St. Simplicius went to receive the reward of his labors in 483. He was buried in St. Peter's on the second of March.

Mary's sorrows

Mary's sorrows were not only lifelong; they were continually increasing. The more she became familiarized with the vision of them, and the nearer they came, the more terrible they seemed. The first breaths of the storm began to blow cold upon her heart. She clung to Jesus. He seemed more beautiful than ever. But the wide sea was around her, without a harbor. She had no home but the Great Deep - the Will of God. The first twelve years ran out, replete with loveliness and love beyond our power of summing. Then the next eighteen, when every word, every look, every meek subjection was thick with mysteries of heaven. Her life had almost passed out of her into Him, so exceedingly had He become her light, and life, and love, and all. Then came the three years of ministry, and the words, and works, and miracles of the Preacher of love appeared to charge the world with more beauty than it could bear, so that men rose up to put out the Light which hurt them by its strong shinning. As this loveliness increased, her love increased, and with her love her agony; and all three were continually increasing. The transcendent beauty of the three years' Ministry seemed to make it impossible for her to endure the Passion. Did it not seem that by the beauty of His preaching alone, and His human tears, and His vigils on the mountains, and His footsore journeys, and His hunger, and thirst, and sweet patience, and the persuasiveness of His miracles, that the world might be redeemed, and Calvary be spared? Could Jesus be torn from her and could she survive? And so one thought quickened another, and her dolors grew.

God of mercy and compassion,
look with pity upon me;
Father, let me call Thee Father,
'tis Thy child returns to Thee.
By my sins I have deserved
death and endless misery,
Hell with all its pains and torments,
and for all eternity.

Jesus, Lord, I ask for mercy;
let me not implore in vain;
All my sins, I now detest them:
never will I sin again.

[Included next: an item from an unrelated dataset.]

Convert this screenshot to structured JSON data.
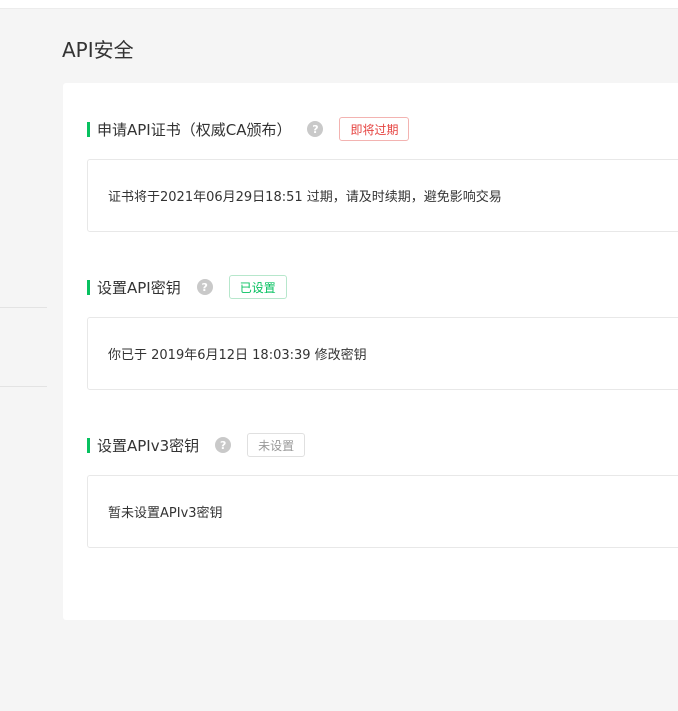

By my sins I have abandoned
right and claim to heav'n above,
Where the saints rejoice forever
in a boundless sea of love.
See our Savior, bleeding, dying,
on the cross of Calvary;
To that cross my sins have nailed Him,
yet He bleeds and dies for me!